20 August 2021 Vol 373, Issue 6557


Malaria infection and severe disease risks in Africa
By Robert S. Paton, Alice Kamau, Samuel Akech, Ambrose Agweyu, Morris Ogero, Charles Mwandawiro, Neema Mturi, Shebe Mohammed, Arthur Mpimbaza, Simon Kariuki, Nancy A. Otieno, Bryan O. Nyawanda, Amina F. Mohamed, George Mtove, Hugh Reyburn, Sunetra Gupta, Philip Bejon, José Lourenço, Robert W. Snow
Science20 Aug 2021 : 926-931 Full Access
Childhood malaria
Understanding how changes in community parasite prevalence alter the rate and age distribution of severe malaria is essential for optimizing control efforts. Paton et al. assessed the incidence of pediatric severe malaria admissions from 13 hospitals in East Africa from 2006 to 2020 (see the Perspective by Taylor and Slutsker). Each 25% increase in community parasite prevalence shifted hospital admissions toward younger children. Low rates of lifetime infections appeared to confer some immunity to severe malaria in very young children. Children under the age of 5 years thus need to remain a focus of disease prevention for malaria control.

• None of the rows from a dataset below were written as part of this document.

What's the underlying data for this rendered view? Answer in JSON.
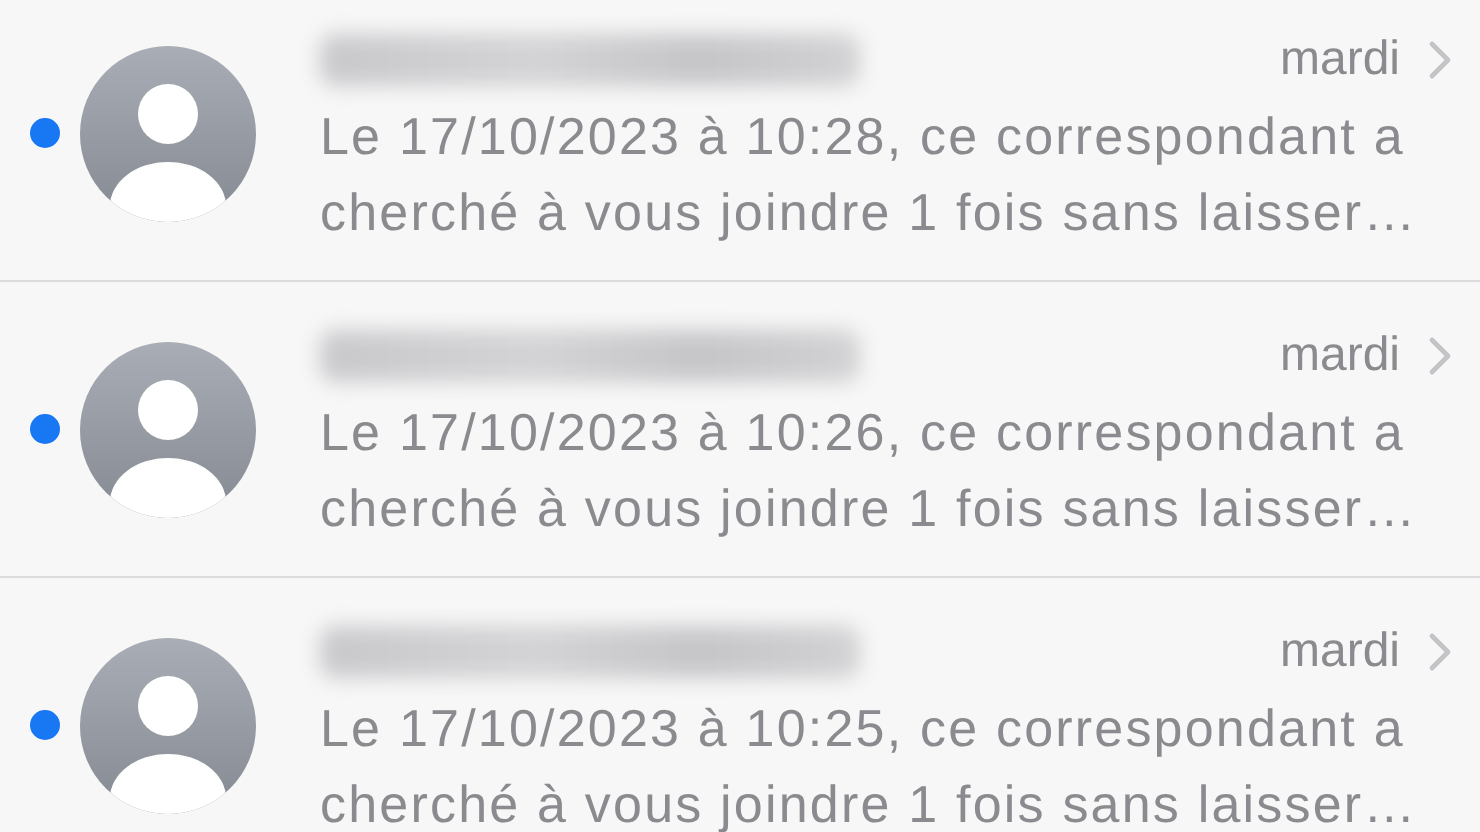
{
  "conversations": [
    {
      "unread": true,
      "sender_redacted": true,
      "date": "mardi",
      "message": "Le 17/10/2023 à 10:28, ce correspondant a cherché à vous joindre 1 fois sans laisser…"
    },
    {
      "unread": true,
      "sender_redacted": true,
      "date": "mardi",
      "message": "Le 17/10/2023 à 10:26, ce correspondant a cherché à vous joindre 1 fois sans laisser…"
    },
    {
      "unread": true,
      "sender_redacted": true,
      "date": "mardi",
      "message": "Le 17/10/2023 à 10:25, ce correspondant a cherché à vous joindre 1 fois sans laisser…"
    }
  ]
}
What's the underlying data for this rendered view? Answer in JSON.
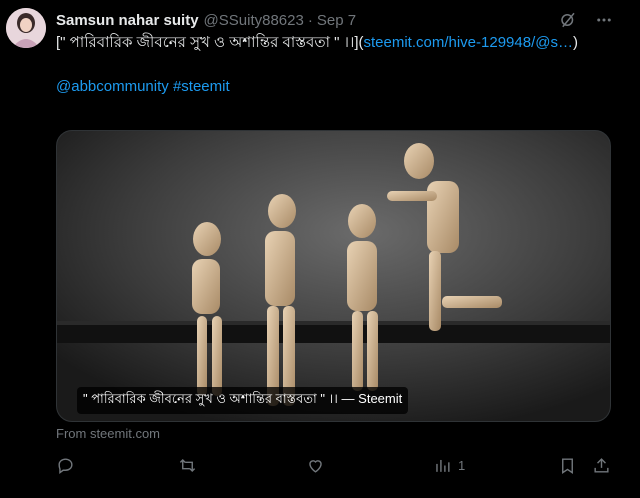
{
  "tweet": {
    "author_name": "Samsun nahar suity",
    "author_handle": "@SSuity88623",
    "separator": "·",
    "date": "Sep 7",
    "text_part1": "[\" পারিবারিক জীবনের সুখ ও অশান্তির বাস্তবতা \" ।।](",
    "link_text": "steemit.com/hive-129948/@s…",
    "text_part2": ")",
    "hashtags": "@abbcommunity #steemit",
    "image_caption": "\" পারিবারিক জীবনের সুখ ও অশান্তির বাস্তবতা \" ।। — Steemit",
    "from_source": "From steemit.com",
    "views_count": "1"
  },
  "icons": {
    "grok": "grok-icon",
    "more": "more-icon",
    "reply": "reply-icon",
    "retweet": "retweet-icon",
    "like": "like-icon",
    "views": "views-icon",
    "bookmark": "bookmark-icon",
    "share": "share-icon"
  },
  "colors": {
    "background": "#000000",
    "text": "#e7e9ea",
    "muted": "#71767b",
    "link": "#1d9bf0"
  }
}
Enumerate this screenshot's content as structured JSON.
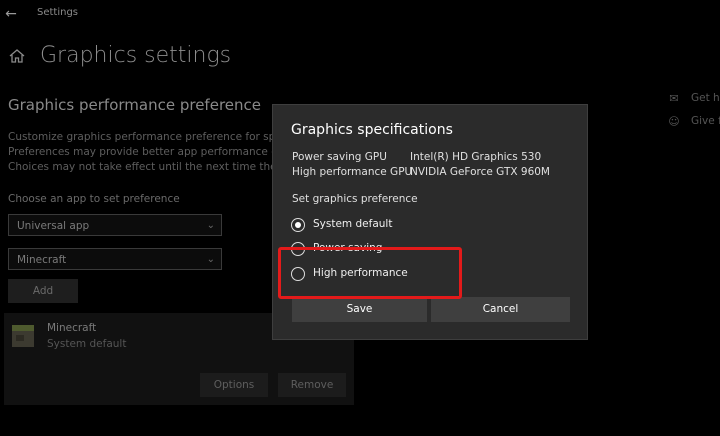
{
  "window": {
    "title": "Settings",
    "back_icon": "back-arrow-icon"
  },
  "page": {
    "title": "Graphics settings",
    "home_icon": "home-icon",
    "section_title": "Graphics performance preference",
    "description": [
      "Customize graphics performance preference for specific",
      "Preferences may provide better app performance or sav",
      "Choices may not take effect until the next time the app"
    ],
    "choose_label": "Choose an app to set preference",
    "app_type_value": "Universal app",
    "app_value": "Minecraft",
    "add_label": "Add",
    "app_card": {
      "name": "Minecraft",
      "preference": "System default",
      "options_label": "Options",
      "remove_label": "Remove"
    }
  },
  "side_links": [
    {
      "icon": "chat-help-icon",
      "label": "Get h"
    },
    {
      "icon": "feedback-person-icon",
      "label": "Give f"
    }
  ],
  "dialog": {
    "title": "Graphics specifications",
    "specs": [
      {
        "label": "Power saving GPU",
        "value": "Intel(R) HD Graphics 530"
      },
      {
        "label": "High performance GPU",
        "value": "NVIDIA GeForce GTX 960M"
      }
    ],
    "set_label": "Set graphics preference",
    "options": [
      {
        "label": "System default",
        "checked": true
      },
      {
        "label": "Power saving",
        "checked": false
      },
      {
        "label": "High performance",
        "checked": false
      }
    ],
    "save_label": "Save",
    "cancel_label": "Cancel"
  },
  "colors": {
    "highlight": "#e31a1a",
    "dialog_bg": "#2b2b2b",
    "button_bg": "#3f3f3f"
  }
}
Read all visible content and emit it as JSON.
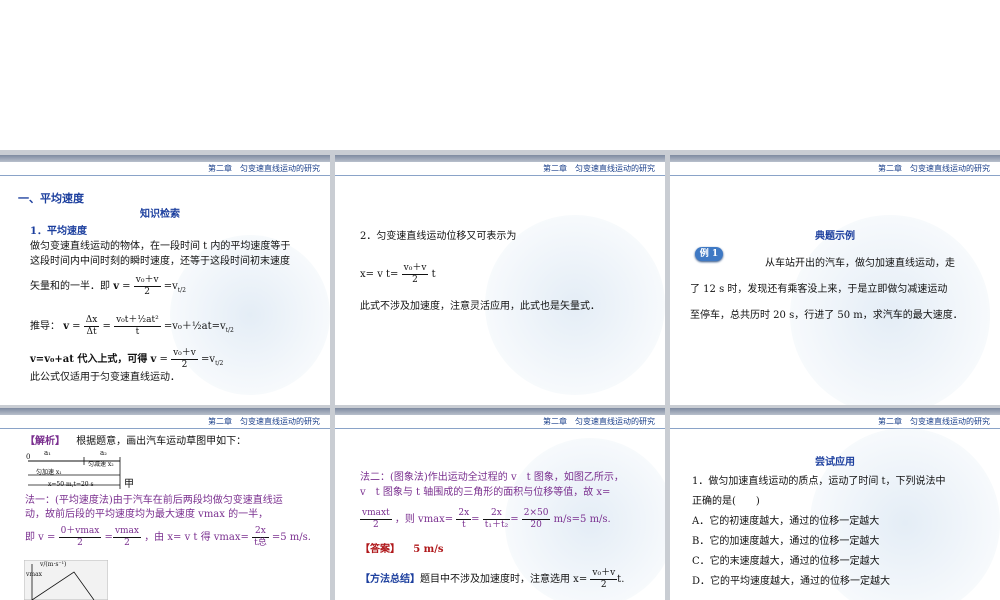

The relationship between community prevalence of Plasmodium falciparum and the burden of severe, life-threatening disease remains poorly defined. To examine the three most common severe malaria phenotypes from catchment populations across East Africa, we assembled a dataset of 6506 hospital admissions for malaria in children aged 3 months to 9 years from 2006 to 2020. Admissions were paired with data from community parasite infection surveys. A Bayesian procedure was used to calibrate uncertainties in exposure (parasite prevalence) and outcomes (severe malaria phenotypes). Each 25% increase in prevalence conferred a doubling of severe malaria admission rates. Severe malaria remains a burden predominantly among young children (3 to 59 months) across a wide range of community prevalence typical of East Africa. This study offers a quantitative framework for linking malaria parasite prevalence and severe disease outcomes in children.